When the string "icon" is part of a line in the data below, report the whole line.

--------------------------------------------------

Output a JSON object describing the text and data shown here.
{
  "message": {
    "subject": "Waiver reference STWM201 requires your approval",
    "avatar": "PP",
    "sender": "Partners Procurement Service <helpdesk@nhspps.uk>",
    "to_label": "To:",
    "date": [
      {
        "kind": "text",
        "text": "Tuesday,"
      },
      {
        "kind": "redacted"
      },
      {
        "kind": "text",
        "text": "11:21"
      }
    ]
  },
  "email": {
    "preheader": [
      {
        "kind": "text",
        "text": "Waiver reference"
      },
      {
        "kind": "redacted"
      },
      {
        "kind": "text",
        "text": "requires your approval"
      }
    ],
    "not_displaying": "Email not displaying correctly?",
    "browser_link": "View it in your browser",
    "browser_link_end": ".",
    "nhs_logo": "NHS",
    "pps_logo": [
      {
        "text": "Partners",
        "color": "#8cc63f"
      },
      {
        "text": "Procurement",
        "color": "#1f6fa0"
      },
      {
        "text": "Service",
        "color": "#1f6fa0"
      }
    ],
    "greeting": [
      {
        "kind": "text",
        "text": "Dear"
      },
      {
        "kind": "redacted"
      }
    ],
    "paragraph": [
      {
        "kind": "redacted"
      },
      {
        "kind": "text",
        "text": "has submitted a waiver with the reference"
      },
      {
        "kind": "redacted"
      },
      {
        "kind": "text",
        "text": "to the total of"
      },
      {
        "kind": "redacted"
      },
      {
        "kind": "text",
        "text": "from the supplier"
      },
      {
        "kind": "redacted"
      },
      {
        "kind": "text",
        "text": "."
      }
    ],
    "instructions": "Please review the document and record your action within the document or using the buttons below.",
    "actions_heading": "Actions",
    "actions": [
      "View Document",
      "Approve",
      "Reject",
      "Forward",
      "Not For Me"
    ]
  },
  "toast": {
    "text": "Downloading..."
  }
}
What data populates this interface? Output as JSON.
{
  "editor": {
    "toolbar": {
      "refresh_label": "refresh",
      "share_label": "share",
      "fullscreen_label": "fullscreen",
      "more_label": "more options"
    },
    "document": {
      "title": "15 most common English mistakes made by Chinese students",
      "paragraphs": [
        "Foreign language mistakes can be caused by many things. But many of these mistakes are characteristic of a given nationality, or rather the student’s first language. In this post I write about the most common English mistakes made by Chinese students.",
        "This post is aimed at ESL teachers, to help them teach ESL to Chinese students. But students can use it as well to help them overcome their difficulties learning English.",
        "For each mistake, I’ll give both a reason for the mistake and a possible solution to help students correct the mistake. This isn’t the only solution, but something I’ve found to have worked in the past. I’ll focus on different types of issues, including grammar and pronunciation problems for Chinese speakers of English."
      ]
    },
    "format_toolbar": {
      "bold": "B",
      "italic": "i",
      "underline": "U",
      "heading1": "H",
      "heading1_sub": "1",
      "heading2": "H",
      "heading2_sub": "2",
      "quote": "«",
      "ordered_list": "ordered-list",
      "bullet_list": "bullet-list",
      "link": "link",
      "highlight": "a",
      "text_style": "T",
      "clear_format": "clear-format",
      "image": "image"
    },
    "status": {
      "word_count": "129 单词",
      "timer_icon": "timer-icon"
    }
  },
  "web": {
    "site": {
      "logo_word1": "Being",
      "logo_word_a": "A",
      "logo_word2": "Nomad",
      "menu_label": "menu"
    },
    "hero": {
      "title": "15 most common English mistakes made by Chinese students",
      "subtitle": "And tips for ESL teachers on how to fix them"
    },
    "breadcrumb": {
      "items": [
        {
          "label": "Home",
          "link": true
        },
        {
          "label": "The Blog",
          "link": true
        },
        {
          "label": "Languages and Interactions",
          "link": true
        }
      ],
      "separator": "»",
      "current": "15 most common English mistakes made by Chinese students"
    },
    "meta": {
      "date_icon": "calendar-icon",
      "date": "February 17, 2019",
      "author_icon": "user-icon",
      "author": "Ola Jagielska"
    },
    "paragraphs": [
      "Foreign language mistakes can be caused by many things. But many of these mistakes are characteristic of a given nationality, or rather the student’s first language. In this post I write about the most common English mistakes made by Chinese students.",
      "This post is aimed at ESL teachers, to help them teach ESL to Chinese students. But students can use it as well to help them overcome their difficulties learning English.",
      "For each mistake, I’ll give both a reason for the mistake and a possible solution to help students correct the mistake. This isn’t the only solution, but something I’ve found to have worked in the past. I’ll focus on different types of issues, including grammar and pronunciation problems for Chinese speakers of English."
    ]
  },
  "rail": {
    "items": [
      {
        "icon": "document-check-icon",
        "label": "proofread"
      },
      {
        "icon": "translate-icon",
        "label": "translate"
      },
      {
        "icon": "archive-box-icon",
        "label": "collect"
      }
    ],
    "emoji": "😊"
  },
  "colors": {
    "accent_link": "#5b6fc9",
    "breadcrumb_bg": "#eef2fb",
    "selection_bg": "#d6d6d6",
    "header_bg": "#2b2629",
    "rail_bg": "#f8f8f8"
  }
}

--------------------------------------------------

Task response:
      "timer_icon": "timer-icon"
      "date_icon": "calendar-icon",
      "author_icon": "user-icon",
        "icon": "document-check-icon",
        "icon": "translate-icon",
        "icon": "archive-box-icon",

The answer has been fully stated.